#### GIVEN DATA
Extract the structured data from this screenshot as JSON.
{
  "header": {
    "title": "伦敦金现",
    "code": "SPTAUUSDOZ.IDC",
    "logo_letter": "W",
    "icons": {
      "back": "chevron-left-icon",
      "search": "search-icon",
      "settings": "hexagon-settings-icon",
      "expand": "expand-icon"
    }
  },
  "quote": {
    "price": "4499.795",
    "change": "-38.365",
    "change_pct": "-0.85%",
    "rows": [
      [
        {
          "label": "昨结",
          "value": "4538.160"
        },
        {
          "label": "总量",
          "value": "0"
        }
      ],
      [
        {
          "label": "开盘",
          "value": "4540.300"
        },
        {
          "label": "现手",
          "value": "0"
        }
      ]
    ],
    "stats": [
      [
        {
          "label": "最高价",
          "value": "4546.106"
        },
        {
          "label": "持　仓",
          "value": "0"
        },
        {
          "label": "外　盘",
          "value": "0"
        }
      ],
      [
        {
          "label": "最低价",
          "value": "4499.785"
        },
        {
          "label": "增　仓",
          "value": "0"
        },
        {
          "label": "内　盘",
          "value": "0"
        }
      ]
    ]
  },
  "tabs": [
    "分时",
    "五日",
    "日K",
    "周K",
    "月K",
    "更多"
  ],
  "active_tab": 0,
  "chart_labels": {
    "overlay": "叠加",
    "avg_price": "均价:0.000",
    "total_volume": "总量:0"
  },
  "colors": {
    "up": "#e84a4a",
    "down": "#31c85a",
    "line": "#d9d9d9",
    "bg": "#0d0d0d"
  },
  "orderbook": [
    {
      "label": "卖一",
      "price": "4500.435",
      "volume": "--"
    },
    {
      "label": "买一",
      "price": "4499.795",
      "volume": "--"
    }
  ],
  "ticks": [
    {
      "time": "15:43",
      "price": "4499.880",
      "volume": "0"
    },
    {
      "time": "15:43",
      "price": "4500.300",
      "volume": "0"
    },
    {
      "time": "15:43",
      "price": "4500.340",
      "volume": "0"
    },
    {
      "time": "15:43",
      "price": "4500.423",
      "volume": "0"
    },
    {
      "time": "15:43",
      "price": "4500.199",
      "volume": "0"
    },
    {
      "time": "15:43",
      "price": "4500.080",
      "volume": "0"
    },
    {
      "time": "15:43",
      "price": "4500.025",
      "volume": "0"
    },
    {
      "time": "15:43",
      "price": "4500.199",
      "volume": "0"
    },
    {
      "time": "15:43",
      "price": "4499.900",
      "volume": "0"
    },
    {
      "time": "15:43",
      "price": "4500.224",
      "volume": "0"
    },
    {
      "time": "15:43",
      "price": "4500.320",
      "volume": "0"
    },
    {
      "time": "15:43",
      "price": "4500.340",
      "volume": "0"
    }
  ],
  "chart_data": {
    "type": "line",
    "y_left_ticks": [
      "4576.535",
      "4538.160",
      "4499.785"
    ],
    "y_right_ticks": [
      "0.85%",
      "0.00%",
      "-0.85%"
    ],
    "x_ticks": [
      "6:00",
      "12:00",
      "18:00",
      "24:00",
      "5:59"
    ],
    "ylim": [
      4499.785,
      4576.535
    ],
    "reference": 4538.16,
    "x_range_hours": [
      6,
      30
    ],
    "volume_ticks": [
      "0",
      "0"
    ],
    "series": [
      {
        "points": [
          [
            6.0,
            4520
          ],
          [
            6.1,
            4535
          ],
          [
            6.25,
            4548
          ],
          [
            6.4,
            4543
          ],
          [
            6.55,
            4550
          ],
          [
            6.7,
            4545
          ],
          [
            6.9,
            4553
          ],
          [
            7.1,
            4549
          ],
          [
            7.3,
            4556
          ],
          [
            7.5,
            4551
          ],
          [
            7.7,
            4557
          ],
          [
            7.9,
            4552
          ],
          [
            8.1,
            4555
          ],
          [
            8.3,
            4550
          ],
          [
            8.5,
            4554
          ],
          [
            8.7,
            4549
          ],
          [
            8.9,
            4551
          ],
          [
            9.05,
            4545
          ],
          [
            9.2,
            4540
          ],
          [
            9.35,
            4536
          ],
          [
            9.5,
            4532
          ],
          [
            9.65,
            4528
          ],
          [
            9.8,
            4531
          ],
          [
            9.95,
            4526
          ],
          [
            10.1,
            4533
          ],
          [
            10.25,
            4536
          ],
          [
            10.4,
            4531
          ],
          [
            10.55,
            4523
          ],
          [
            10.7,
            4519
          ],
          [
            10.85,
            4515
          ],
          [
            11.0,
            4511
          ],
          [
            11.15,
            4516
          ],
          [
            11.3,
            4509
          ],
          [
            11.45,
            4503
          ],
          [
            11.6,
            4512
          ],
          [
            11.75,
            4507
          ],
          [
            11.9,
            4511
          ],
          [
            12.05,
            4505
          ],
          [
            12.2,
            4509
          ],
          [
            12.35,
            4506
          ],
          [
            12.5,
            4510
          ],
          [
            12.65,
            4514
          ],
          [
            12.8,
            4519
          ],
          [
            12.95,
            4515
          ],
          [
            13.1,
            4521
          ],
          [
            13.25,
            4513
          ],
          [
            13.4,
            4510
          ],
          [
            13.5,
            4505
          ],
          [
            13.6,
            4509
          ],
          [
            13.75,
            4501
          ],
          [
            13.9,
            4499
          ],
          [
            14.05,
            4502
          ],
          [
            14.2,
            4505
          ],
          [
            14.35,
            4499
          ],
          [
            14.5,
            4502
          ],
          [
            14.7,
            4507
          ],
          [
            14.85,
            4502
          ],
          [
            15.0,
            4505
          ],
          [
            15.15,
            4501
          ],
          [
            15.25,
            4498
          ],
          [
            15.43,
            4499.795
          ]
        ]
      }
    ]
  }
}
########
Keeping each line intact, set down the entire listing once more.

Extract the structured data from this screenshot as JSON.
{
  "header": {
    "title": "伦敦金现",
    "code": "SPTAUUSDOZ.IDC",
    "logo_letter": "W",
    "icons": {
      "back": "chevron-left-icon",
      "search": "search-icon",
      "settings": "hexagon-settings-icon",
      "expand": "expand-icon"
    }
  },
  "quote": {
    "price": "4499.795",
    "change": "-38.365",
    "change_pct": "-0.85%",
    "rows": [
      [
        {
          "label": "昨结",
          "value": "4538.160"
        },
        {
          "label": "总量",
          "value": "0"
        }
      ],
      [
        {
          "label": "开盘",
          "value": "4540.300"
        },
        {
          "label": "现手",
          "value": "0"
        }
      ]
    ],
    "stats": [
      [
        {
          "label": "最高价",
          "value": "4546.106"
        },
        {
          "label": "持　仓",
          "value": "0"
        },
        {
          "label": "外　盘",
          "value": "0"
        }
      ],
      [
        {
          "label": "最低价",
          "value": "4499.785"
        },
        {
          "label": "增　仓",
          "value": "0"
        },
        {
          "label": "内　盘",
          "value": "0"
        }
      ]
    ]
  },
  "tabs": [
    "分时",
    "五日",
    "日K",
    "周K",
    "月K",
    "更多"
  ],
  "active_tab": 0,
  "chart_labels": {
    "overlay": "叠加",
    "avg_price": "均价:0.000",
    "total_volume": "总量:0"
  },
  "colors": {
    "up": "#e84a4a",
    "down": "#31c85a",
    "line": "#d9d9d9",
    "bg": "#0d0d0d"
  },
  "orderbook": [
    {
      "label": "卖一",
      "price": "4500.435",
      "volume": "--"
    },
    {
      "label": "买一",
      "price": "4499.795",
      "volume": "--"
    }
  ],
  "ticks": [
    {
      "time": "15:43",
      "price": "4499.880",
      "volume": "0"
    },
    {
      "time": "15:43",
      "price": "4500.300",
      "volume": "0"
    },
    {
      "time": "15:43",
      "price": "4500.340",
      "volume": "0"
    },
    {
      "time": "15:43",
      "price": "4500.423",
      "volume": "0"
    },
    {
      "time": "15:43",
      "price": "4500.199",
      "volume": "0"
    },
    {
      "time": "15:43",
      "price": "4500.080",
      "volume": "0"
    },
    {
      "time": "15:43",
      "price": "4500.025",
      "volume": "0"
    },
    {
      "time": "15:43",
      "price": "4500.199",
      "volume": "0"
    },
    {
      "time": "15:43",
      "price": "4499.900",
      "volume": "0"
    },
    {
      "time": "15:43",
      "price": "4500.224",
      "volume": "0"
    },
    {
      "time": "15:43",
      "price": "4500.320",
      "volume": "0"
    },
    {
      "time": "15:43",
      "price": "4500.340",
      "volume": "0"
    }
  ],
  "chart_data": {
    "type": "line",
    "y_left_ticks": [
      "4576.535",
      "4538.160",
      "4499.785"
    ],
    "y_right_ticks": [
      "0.85%",
      "0.00%",
      "-0.85%"
    ],
    "x_ticks": [
      "6:00",
      "12:00",
      "18:00",
      "24:00",
      "5:59"
    ],
    "ylim": [
      4499.785,
      4576.535
    ],
    "reference": 4538.16,
    "x_range_hours": [
      6,
      30
    ],
    "volume_ticks": [
      "0",
      "0"
    ],
    "series": [
      {
        "points": [
          [
            6.0,
            4520
          ],
          [
            6.1,
            4535
          ],
          [
            6.25,
            4548
          ],
          [
            6.4,
            4543
          ],
          [
            6.55,
            4550
          ],
          [
            6.7,
            4545
          ],
          [
            6.9,
            4553
          ],
          [
            7.1,
            4549
          ],
          [
            7.3,
            4556
          ],
          [
            7.5,
            4551
          ],
          [
            7.7,
            4557
          ],
          [
            7.9,
            4552
          ],
          [
            8.1,
            4555
          ],
          [
            8.3,
            4550
          ],
          [
            8.5,
            4554
          ],
          [
            8.7,
            4549
          ],
          [
            8.9,
            4551
          ],
          [
            9.05,
            4545
          ],
          [
            9.2,
            4540
          ],
          [
            9.35,
            4536
          ],
          [
            9.5,
            4532
          ],
          [
            9.65,
            4528
          ],
          [
            9.8,
            4531
          ],
          [
            9.95,
            4526
          ],
          [
            10.1,
            4533
          ],
          [
            10.25,
            4536
          ],
          [
            10.4,
            4531
          ],
          [
            10.55,
            4523
          ],
          [
            10.7,
            4519
          ],
          [
            10.85,
            4515
          ],
          [
            11.0,
            4511
          ],
          [
            11.15,
            4516
          ],
          [
            11.3,
            4509
          ],
          [
            11.45,
            4503
          ],
          [
            11.6,
            4512
          ],
          [
            11.75,
            4507
          ],
          [
            11.9,
            4511
          ],
          [
            12.05,
            4505
          ],
          [
            12.2,
            4509
          ],
          [
            12.35,
            4506
          ],
          [
            12.5,
            4510
          ],
          [
            12.65,
            4514
          ],
          [
            12.8,
            4519
          ],
          [
            12.95,
            4515
          ],
          [
            13.1,
            4521
          ],
          [
            13.25,
            4513
          ],
          [
            13.4,
            4510
          ],
          [
            13.5,
            4505
          ],
          [
            13.6,
            4509
          ],
          [
            13.75,
            4501
          ],
          [
            13.9,
            4499
          ],
          [
            14.05,
            4502
          ],
          [
            14.2,
            4505
          ],
          [
            14.35,
            4499
          ],
          [
            14.5,
            4502
          ],
          [
            14.7,
            4507
          ],
          [
            14.85,
            4502
          ],
          [
            15.0,
            4505
          ],
          [
            15.15,
            4501
          ],
          [
            15.25,
            4498
          ],
          [
            15.43,
            4499.795
          ]
        ]
      }
    ]
  }
}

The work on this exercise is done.